A Chinese American casino pit boss and his wife are suing the United Auto Workers stemming from an unionization battle in the Atlantic City Hilton Casino Resort, the Press of Atlantic city reports.
The couple are suing for $100 million, claiming that union libel and slander caused them emotional distress during an organizing drive last spring. The suit claims that, after the Hilton management recruited employee Wayne Chiw to dissaude Asian-American dealers from joining the UAW, he was harassed through lies about his tactics, including alleged deportations. The UAW's unionization effort was defeated.
Apparently, within the casino industry, union efforts increasingly pivot on the increasing number of Asian employees, many of them immigrant. For example, the Hilton is one-quarter to one-third Asian. Both sides have try to organize them. The paper reports that at least a half-dozen casino dealers have blamed Asians "when a union organizing drive was not going as well as hoped." On the other hand, in June Bally's Atlantic City complained that the UAW has also used Asian Americans. Bally said that "Asian election observers" pointed to a sample ballot's "yes" box in a way that was visible to "Asian voters" before they cast their ballots.
The case raises a lot of issues for Asian American activists. One issue is revolves around the competing interests of race and class. There's also the problematic history of unions and race. Though unions have made attempts to change, Asian Americans presently exert little influence in union hierarchies. However, in our view, the obvious bottom line for deciding these questions is what's best for Asian American workers.

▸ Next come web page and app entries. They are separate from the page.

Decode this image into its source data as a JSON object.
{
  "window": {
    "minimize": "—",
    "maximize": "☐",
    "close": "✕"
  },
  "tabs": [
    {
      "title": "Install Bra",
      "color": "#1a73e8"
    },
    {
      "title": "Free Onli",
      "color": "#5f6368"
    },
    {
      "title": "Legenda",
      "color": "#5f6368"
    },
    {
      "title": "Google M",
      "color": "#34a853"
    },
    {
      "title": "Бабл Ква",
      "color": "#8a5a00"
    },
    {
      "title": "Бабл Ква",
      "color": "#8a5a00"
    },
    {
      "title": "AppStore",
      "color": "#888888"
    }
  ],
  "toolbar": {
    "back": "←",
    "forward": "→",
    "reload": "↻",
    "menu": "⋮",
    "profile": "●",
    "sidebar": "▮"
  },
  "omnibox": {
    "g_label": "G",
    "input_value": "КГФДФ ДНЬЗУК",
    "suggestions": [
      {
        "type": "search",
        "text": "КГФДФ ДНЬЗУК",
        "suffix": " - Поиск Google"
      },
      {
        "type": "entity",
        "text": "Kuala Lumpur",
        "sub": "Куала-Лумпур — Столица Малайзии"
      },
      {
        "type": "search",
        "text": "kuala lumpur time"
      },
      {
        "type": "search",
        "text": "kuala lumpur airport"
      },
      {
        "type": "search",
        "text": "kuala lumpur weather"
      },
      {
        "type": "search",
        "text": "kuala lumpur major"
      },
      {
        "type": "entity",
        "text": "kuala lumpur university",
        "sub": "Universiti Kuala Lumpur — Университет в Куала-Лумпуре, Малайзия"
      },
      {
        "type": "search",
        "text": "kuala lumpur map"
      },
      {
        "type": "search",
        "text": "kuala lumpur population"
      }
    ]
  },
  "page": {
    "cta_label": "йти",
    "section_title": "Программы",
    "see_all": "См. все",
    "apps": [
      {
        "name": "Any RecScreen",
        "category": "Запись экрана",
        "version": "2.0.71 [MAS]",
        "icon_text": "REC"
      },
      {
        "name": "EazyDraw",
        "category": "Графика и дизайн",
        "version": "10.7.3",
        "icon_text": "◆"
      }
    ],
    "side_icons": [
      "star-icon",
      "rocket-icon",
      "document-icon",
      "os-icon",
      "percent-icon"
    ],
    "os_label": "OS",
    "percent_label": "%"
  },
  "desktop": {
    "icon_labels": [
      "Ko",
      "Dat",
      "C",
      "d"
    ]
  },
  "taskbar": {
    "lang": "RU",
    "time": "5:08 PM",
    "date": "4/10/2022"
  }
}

Last and not least, what's with the obsession of Asian Americans with gambling? While Asian Americans, especially immigrants have fewer recreational outlets than others, gambling is a loser's game and create a lot of problems in Asian American communities.